We have been in dialogue for nearly three years, but it became a reality in October 2019 as we saw our patient numbers and our finances dwindle past the point of sustainability.

What do you believe will happen to prospective patients?

People will have to spend longer in acute hospital beds before being discharged into the care of community services that are already operating beyond capacity – without any recourse to specialist services that focus on their specific needs, as only Mildmay does. People with advanced HIV-related conditions won't get our specialist care and a chance to recover enough to lead a relatively normal life in the community. They will be at greater risk of prolonged and irreversible mental and physical disability, and even death.

Why has the NHS said it will no longer fund the hospital?

It hasn’t said so directly. But the severe reduction in patient referrals to Mildmay has effectively cut off the charity’s primary source of funding.

Why is it so important to #SaveMildmay?

Mildmay is a charity, not an NHS or private hospital. It is classified as providing specialist services to the NHS. We are the only UK hospital which provides specialist care for people suffering from HIV-related illnesses and we maintain a pool of expertise and knowledge that is unsurpassed in Europe. Senior clinicians and HIV support services across London and the UK confirm that there is a high demand for Mildmay’s services amongst people living with HIV. Nearly half of people newly diagnosed in 2018 (43%) were diagnosed late, meaning that their immune system had already been damaged, and they are 10 times more likely to die in the 12 months after diagnosis.
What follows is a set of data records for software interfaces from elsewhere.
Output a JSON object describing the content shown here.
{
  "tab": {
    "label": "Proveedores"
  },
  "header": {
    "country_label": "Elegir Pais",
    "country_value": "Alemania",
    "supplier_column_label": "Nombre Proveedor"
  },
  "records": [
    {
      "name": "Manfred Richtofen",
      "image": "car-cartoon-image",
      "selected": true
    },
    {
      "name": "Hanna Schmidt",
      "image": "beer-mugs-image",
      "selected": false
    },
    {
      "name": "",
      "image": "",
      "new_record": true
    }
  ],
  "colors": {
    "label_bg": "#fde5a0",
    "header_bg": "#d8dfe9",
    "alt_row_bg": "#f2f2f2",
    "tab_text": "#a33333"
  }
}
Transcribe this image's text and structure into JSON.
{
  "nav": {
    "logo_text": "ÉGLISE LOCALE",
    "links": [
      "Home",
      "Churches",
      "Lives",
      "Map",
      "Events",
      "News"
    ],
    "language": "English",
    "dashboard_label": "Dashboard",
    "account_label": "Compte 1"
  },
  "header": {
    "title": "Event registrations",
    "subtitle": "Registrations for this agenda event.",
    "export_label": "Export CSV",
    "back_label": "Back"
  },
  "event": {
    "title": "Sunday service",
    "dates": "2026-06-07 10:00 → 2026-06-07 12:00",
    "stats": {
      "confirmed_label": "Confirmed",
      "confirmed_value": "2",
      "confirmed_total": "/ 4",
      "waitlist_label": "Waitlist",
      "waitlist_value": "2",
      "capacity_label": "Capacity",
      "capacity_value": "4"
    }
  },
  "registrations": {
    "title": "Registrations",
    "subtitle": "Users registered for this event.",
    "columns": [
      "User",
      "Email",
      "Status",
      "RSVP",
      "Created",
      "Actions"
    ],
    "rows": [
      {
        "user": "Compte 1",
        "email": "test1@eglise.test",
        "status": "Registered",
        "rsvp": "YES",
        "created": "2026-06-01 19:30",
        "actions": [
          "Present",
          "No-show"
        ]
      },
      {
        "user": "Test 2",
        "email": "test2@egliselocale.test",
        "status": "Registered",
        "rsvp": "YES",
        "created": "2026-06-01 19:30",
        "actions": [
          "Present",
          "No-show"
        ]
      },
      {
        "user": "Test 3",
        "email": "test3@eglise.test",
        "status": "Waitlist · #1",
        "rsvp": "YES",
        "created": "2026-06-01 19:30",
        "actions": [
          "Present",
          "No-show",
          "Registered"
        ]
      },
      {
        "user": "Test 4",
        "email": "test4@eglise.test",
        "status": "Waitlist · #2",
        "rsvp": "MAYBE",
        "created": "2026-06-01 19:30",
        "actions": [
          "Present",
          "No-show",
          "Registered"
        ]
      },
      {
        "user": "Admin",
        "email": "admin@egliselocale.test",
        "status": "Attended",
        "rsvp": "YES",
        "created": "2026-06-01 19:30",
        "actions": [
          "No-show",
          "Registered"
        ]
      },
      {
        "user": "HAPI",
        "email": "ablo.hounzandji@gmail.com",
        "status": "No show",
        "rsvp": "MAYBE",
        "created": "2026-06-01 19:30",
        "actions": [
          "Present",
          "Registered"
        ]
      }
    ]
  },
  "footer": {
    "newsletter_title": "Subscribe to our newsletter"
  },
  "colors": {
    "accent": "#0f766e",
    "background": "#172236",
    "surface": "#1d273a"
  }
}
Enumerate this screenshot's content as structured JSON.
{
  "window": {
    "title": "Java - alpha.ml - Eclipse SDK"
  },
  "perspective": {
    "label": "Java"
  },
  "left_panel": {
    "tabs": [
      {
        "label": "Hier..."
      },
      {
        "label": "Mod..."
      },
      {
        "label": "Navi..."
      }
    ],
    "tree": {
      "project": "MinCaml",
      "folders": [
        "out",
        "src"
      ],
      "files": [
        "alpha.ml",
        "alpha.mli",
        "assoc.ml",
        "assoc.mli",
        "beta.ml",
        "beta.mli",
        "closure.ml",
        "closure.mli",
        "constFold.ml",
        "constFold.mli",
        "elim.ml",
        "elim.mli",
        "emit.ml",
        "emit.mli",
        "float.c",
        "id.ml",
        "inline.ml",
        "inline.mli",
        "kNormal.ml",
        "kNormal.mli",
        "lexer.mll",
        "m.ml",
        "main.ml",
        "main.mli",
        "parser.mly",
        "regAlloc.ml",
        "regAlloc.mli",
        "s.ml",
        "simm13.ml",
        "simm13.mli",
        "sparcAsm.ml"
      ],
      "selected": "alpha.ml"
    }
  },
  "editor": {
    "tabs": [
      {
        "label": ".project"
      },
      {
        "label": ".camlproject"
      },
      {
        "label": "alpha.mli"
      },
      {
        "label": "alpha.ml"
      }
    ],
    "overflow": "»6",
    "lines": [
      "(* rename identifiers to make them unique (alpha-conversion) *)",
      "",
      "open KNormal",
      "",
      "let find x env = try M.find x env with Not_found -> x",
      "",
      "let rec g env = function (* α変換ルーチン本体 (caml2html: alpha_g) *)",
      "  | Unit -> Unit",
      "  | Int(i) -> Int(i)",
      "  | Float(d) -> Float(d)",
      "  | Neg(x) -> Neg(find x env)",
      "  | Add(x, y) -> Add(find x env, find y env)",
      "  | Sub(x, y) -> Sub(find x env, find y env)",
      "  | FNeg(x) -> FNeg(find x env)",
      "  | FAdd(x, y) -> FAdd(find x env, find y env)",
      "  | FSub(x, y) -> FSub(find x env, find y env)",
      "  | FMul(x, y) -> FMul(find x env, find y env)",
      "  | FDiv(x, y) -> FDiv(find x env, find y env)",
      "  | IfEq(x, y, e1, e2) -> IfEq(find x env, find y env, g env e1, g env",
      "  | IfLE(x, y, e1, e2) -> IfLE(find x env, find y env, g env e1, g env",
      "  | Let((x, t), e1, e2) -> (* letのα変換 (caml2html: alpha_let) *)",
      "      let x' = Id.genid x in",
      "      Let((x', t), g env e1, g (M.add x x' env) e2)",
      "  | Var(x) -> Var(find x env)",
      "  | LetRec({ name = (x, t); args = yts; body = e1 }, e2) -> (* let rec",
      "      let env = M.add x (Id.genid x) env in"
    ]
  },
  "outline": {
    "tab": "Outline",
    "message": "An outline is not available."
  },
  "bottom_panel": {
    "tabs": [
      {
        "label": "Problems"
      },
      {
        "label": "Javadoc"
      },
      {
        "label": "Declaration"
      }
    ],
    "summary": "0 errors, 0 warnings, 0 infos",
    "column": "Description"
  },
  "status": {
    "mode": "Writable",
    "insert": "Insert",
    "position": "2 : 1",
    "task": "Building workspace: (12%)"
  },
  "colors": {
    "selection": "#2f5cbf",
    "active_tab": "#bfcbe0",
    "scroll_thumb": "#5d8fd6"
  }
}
There is also a continuing need for the HIV population as they grow older, both because of the damage the virus has done to their bodies over time ( see Ada's story) or, in some cases, the harmful effect of some of the early HIV medications.


Please donate to help #SaveMildmay